Full instrumentation plus the special console-mounted gauge cluster (part of the RS package) shows all sorts of details one might need to know about.  As if that were not enough, there is a dash mounted digital display between the tach and speedo, that shows even more info such as engine oil temp, oil pressure, MPG’s, miles-to-empty, etc, etc, etc.

The MyLink infotainment system is very cool – with Bluetooth, XM radio, AM/FM, USB connectivity (for iPod or thumb drive), but no CD player.  What’s a CD, right??   This thing pairs itself with my iPhone and enables hands-free phone calls.  It will even “read” to you text messages – nice!  I’m still trying to figure this thing out – it comes with a 92 page manual, separate from the Owner’s Manual.

So, What is it Like?

This earth shaker is a point-and-shoot affair.  The independent rear suspension is a huge improvement over a straight axle.  Add to this a 3.27 axle ratio and you get about 2,000 RPM’s at 70 mph.  Nice.

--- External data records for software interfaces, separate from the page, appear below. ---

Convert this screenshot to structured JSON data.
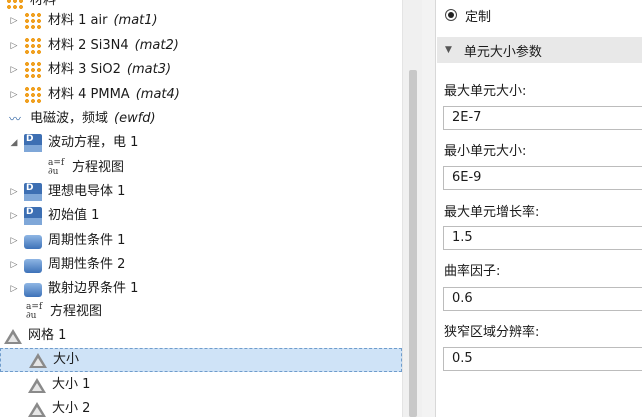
{
  "tree": {
    "partial_top": {
      "label": "材料"
    },
    "materials": [
      {
        "label": "材料 1 air",
        "tag": "(mat1)"
      },
      {
        "label": "材料 2 Si3N4",
        "tag": "(mat2)"
      },
      {
        "label": "材料 3 SiO2",
        "tag": "(mat3)"
      },
      {
        "label": "材料 4 PMMA",
        "tag": "(mat4)"
      }
    ],
    "physics": {
      "label": "电磁波，频域",
      "tag": "(ewfd)"
    },
    "wave_eq": {
      "label": "波动方程，电 1"
    },
    "wave_eq_view": {
      "label": "方程视图"
    },
    "pec": {
      "label": "理想电导体 1"
    },
    "init": {
      "label": "初始值 1"
    },
    "periodic1": {
      "label": "周期性条件 1"
    },
    "periodic2": {
      "label": "周期性条件 2"
    },
    "scatter": {
      "label": "散射边界条件 1"
    },
    "eq_view": {
      "label": "方程视图"
    },
    "mesh": {
      "label": "网格 1"
    },
    "size": {
      "label": "大小"
    },
    "size1": {
      "label": "大小 1"
    },
    "size2": {
      "label": "大小 2"
    }
  },
  "settings": {
    "radio_label": "定制",
    "section_title": "单元大小参数",
    "fields": [
      {
        "label": "最大单元大小:",
        "value": "2E-7"
      },
      {
        "label": "最小单元大小:",
        "value": "6E-9"
      },
      {
        "label": "最大单元增长率:",
        "value": "1.5"
      },
      {
        "label": "曲率因子:",
        "value": "0.6"
      },
      {
        "label": "狭窄区域分辨率:",
        "value": "0.5"
      }
    ]
  }
}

There is no power steering pump.  The 2014 C5 Camaro has electric assisted steering and this one works very nice.  Throttle of course is fly-by-wire which I don’t have a problem with.  Finally, the transmission has two settings: “Drive” and “Sport”.  In Sport mode it is fully controlled with the steering wheel mounted paddle shifters.  There is a slight lag in shifts, however I think it will just take some practice to get my timing just right.  It is not a substitute for a clutch but given what it is, I’m very pleased.

Finally the part that will take more getting used to is the Displacement on Demand (DOD) or Active Fuel Management (AFM).  The L99 engine comes equipped with a feature that enables the ECM to shut off 4 cylinders in low-demand conditions.  This comes in handy during steady state driving on the interstate, but not so much around town.

Can it be disabled, you ask?  Yes it can.  AFM is disabled by doing a tune on the ECM however this voids the warranty.  There is also a non-intrusive device available that plugs up to the ALDL diagnostics connector.  For the time being I think I’m going to just learn to live with it by tapping the paddle shifter and requesting a shift when needed.  This will also be fun since it breaks the monotony of driving an “automatic”.  I’ll have more on this in future articles.

The Sad Part…

All this wonderment came with a steep price.  I used my 21-year-old Camaro as trade-in.  A week or so ago, a little part of me died when I walked away at the dealership.  My old Z28 Camaro had been a very trusted and reliable friend.  Hopefully it will have a new home soon.

I could have kept it (and I wish I had) but I just don’t have room for yet another car.  I realize I will wake up one day and kick myself in the ass wishing I still had it.  When we parted ways, the odometer had yet to break 100,000 miles.  In fact it was about 300 miles short.  That LT1 sure was an excellent engine – the OptiSpark and water pump had never been replaced and it never missed a lick.

Overall that Z28 was an exceptionally reliable vehicle and for those of you that like to bash GM’s products think again.  All I did to this car over 21 years of ownership was change oil (every 3k miles, full synthetic Mobil1), filters, tranny fluid, rear-end dope, tires and one AC compressor.  I did replace rotors and brake pads several times but that is just part of owning a car.  All this was not extremely expensive stuff either.  Try that with other brands…   😉

The Z28 will be missed  😥 .  That is for sure.